"We are a sport organization, there is no doubt about it," said Jennifer Campbell, vice-president of sport for Special Olympics Manitoba and chef de mission for Team Manitoba. "But the emphasis isn't on the medals necessarily. Obviously, as a sport and as athletes, people want to win a medal; that's just kind of a goal.
"We've come a long way in terms of moving our training program to how athletes who don't have an intellectual disability train.
"Probably 20 years ago, we started a provincial team program called a medallion program. Now we call it our program of excellence. It acknowledged that every other athlete in this province, when they make a provincial team, they increase their training and make a stronger commitment to the sport.
"The people who were in our organization at that time said, 'Why wouldn't we do that for athletes with an intellectual disability too?' " Campbell said. "So that program, the first of its kind across the country, started right here in Manitoba. It took the approach that these athletes deserve that quality training, that qualified coach, the competitive opportunities that other athletes in this province receive."
For Wilwand, who also plays flute in her school band, this was her first national games experience.
"It was huge. I wasn't expecting anything that happened, but just knowing what it felt like to be a part of such a big and important thing," she said. "I was used to competing against only one other person, but this time there were 10 other people.
"When I got off the mat after getting my medals, I had to grab my coach's arm because I almost fell right down. A big weight came right off of me.

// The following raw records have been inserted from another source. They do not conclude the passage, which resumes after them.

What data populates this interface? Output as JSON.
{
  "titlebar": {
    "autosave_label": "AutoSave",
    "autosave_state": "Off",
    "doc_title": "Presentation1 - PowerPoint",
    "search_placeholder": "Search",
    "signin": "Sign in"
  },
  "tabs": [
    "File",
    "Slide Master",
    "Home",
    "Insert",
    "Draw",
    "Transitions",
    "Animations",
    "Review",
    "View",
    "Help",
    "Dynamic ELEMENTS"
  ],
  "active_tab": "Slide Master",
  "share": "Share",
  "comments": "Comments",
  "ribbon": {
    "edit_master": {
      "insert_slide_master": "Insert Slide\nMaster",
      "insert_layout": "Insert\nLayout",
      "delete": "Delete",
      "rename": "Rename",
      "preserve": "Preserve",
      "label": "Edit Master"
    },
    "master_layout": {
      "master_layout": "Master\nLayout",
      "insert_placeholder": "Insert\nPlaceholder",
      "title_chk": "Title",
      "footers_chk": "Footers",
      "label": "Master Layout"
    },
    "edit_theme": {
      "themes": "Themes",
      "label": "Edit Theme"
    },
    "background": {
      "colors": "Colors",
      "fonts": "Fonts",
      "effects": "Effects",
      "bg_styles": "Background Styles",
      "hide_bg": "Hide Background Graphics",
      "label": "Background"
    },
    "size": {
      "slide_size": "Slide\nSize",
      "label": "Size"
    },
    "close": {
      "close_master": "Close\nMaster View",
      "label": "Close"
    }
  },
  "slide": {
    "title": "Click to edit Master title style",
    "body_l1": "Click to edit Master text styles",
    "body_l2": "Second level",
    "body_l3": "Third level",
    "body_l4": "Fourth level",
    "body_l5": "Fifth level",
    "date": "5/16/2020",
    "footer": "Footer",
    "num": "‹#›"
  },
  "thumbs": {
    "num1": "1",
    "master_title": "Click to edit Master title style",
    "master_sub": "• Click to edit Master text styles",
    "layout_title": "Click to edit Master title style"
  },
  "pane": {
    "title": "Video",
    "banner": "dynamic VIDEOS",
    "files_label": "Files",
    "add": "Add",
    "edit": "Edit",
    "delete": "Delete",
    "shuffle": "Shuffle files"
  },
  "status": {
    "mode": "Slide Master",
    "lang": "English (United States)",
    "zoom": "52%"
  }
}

"Rope and ribbon are my best routines," says Wilwand, who trains five days a week -- two with weights and three at practice. "I feel that I have a lot of good technique with them and they're a lot easier than some of the other routines I've done."
With all the strides that SOM has taken since its beginning, Campbell says there are still misconceptions.
"People often ask: 'When are the games? When are the Olympics?' Our programs are 365 days a year. Our athletes are training every week. The London Games was one small piece of what we do.
"We have 2,000 athletes in this province participating on a daily basis in their programs. Every athlete, no matter their ability, we provide a program for, and we provide a competitive opportunity for them."
The London Games were a qualifier for the Special Olympics International World Summer Games in Athens in 2011. Campbell, who will be the chef de mission for Team Canada, says the team should be announced within the next few weeks.
"I'm kind of optimistic and excited to think that we may have a few athletes on that team, so I have my fingers crossed."